If a battery was capable of charging through USB-C, we use that instead of Micro-USB.
4. The AVHzY also has a feature built in that checks a charging port for all of its supported charging standards. We are able to run that test and get an instant readout to confirm support for QC 3.0, for example, without needing to have compatible phones or devices on hand.
Power source and cables
All of our tests were conducted using the same wall adapter and, when possible, USB-C or Micro-USB cable. This was done to eliminate any discrepancies with wall adapters and cable throughput.
What to look for in a portable power bank
Without fancy testing equipment, you never truly know if you’re getting what you paid for with a battery pack. Vendors, especially in Amazon listings, like to throw around a lot of terms and certifications.
Here are a few tips to help you make a decision:
- For those with a compatible device, make sure the battery pack is Quick Charge 2.0, 3.0, or PD certified. Depending on your smartphone, this can make a big difference in performance. If you own a QC 2.0 device, however, ask yourself if paying extra for a QC 3.0 capable pack is worth it.

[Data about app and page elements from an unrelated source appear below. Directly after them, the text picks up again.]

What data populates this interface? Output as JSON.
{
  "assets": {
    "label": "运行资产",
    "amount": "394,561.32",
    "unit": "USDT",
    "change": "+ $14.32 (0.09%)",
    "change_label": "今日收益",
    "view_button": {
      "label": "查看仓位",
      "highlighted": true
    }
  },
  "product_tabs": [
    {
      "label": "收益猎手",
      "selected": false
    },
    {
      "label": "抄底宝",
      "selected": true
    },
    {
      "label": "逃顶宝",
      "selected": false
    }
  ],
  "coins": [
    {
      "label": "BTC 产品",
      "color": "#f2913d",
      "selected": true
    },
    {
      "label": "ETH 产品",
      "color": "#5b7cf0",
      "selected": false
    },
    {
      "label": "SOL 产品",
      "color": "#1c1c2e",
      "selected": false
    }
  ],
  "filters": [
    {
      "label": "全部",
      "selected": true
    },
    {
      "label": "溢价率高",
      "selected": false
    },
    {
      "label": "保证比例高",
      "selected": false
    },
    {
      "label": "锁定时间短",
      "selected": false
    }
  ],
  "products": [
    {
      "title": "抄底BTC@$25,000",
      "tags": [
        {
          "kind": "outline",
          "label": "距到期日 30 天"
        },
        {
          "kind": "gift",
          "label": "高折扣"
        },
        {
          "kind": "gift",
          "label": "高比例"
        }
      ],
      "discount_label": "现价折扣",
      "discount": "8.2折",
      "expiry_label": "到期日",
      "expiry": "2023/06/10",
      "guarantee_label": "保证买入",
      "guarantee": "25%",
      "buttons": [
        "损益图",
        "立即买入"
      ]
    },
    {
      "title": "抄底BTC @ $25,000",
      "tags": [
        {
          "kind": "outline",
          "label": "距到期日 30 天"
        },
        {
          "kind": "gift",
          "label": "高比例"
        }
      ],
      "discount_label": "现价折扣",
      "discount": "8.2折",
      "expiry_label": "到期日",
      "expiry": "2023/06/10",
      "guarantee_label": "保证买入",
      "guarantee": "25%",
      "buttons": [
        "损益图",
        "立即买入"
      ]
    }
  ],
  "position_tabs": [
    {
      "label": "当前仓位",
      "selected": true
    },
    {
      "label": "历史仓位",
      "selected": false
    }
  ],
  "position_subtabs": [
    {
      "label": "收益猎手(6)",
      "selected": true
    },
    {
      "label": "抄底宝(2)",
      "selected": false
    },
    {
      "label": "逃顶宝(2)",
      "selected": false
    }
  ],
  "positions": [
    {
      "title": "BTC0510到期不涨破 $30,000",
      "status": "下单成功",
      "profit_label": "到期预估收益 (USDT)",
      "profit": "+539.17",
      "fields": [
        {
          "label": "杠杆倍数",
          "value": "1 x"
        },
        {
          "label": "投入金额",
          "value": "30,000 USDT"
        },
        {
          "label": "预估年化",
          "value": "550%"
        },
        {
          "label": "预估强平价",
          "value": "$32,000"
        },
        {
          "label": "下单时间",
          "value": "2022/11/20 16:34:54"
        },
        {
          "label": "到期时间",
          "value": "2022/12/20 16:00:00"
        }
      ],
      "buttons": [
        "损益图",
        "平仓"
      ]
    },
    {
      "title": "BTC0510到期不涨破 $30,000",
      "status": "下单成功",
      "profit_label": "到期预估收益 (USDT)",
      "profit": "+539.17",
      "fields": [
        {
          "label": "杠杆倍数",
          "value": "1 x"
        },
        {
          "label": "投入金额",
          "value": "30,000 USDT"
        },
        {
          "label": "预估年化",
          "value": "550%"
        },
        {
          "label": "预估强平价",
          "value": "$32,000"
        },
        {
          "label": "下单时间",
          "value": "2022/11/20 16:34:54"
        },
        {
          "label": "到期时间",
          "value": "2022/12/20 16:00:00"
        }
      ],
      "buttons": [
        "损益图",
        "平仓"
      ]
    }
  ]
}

- Don’t put 100 percent confidence in a company’s claims of a pack being able to charge, say, a Galaxy S8 or iPhone X six times over. Battery capacity and efficiency varies based on a number of factors. Read this Macworld report on USB-C packs to learn more about batteries and capacity.
- Look at the specs of the battery, and ensure that its input isn’t limited to slow charging such as 5V/1A. The faster the input, the faster your battery pack rechargers, the faster you’re ready to hit the road.
All of our power bank reviews
Click on the links below to read the full reviews of all the products we tested for this roundup. We will continue to review and update this article as we test more battery packs.
You may also be considering simply buying Amazon’s AmazonBasic charger, as a way of saving money. In this case, be advised: Amazon has voluntarily recalled several models because of potential overheating. Amazon has received 53 reports of the affected models—B00LRK8EVO, B00LRK8HJ8, B00LRK8I7O, B00LRK8IV0, B00LRK8JDC or B00ZQ4JQAA—overheating, and in one case causing chemical burns. You can find more information at the Consumer Products Safety Commission, as well as Amazon’s own recall site.